## Task
All lines of the entries with "value" in them must be listed.

## Provided records
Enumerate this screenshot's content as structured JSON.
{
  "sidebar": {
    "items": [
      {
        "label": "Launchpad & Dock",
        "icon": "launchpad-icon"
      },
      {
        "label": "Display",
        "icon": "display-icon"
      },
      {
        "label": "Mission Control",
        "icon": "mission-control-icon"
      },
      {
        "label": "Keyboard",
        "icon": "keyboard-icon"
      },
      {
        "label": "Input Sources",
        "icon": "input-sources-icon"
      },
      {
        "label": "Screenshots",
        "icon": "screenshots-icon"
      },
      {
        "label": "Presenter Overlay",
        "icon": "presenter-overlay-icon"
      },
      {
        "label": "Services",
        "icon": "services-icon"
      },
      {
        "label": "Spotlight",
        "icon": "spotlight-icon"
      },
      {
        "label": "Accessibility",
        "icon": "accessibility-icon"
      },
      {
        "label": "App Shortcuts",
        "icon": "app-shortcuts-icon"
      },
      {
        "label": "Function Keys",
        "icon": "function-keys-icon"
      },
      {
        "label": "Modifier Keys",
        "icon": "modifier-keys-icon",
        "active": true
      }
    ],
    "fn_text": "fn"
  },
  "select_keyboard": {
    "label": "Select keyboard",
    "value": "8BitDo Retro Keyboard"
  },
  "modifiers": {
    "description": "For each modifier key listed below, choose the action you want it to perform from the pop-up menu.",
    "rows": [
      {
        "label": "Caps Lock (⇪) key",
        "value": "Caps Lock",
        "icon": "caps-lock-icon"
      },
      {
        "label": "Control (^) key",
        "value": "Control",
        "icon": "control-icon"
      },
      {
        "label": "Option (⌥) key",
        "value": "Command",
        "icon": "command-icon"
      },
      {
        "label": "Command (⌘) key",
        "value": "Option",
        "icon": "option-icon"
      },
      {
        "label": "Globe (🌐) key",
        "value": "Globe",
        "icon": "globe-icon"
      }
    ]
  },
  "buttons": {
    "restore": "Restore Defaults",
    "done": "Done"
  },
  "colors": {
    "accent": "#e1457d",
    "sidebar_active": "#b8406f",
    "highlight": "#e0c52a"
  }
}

## Exercise result
    "value": "8BitDo Retro Keyboard"
        "value": "Caps Lock",
        "value": "Control",
        "value": "Command",
        "value": "Option",
        "value": "Globe",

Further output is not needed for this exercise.